TASK DATA -
========================================================================
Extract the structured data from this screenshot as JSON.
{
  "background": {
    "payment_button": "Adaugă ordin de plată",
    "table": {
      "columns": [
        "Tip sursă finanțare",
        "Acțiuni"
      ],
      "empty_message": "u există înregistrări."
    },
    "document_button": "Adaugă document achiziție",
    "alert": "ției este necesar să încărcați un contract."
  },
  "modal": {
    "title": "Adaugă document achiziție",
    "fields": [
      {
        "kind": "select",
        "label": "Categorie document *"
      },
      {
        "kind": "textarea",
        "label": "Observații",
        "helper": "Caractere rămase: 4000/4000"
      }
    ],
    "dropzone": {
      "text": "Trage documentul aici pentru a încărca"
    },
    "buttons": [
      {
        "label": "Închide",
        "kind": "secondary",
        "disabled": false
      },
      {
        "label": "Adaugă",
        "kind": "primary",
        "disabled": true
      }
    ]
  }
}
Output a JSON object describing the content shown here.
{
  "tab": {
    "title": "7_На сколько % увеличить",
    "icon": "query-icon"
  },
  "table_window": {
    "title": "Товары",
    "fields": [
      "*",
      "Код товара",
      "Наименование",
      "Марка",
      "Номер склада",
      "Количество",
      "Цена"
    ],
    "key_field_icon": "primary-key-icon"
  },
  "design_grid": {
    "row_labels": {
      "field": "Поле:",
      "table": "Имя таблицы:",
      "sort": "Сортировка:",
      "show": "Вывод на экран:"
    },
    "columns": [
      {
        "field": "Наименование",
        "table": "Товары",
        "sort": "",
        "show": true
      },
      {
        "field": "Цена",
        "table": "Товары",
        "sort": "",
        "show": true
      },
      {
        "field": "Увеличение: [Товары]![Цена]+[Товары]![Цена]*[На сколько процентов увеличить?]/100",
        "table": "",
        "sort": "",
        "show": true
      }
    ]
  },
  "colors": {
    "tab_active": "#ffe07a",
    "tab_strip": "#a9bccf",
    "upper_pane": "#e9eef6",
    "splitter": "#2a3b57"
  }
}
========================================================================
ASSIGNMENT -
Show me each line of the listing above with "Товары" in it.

SOLUTION FOR THIS TASK -
    "title": "Товары",
        "table": "Товары",
        "table": "Товары",
        "field": "Увеличение: [Товары]![Цена]+[Товары]![Цена]*[На сколько процентов увеличить?]/100",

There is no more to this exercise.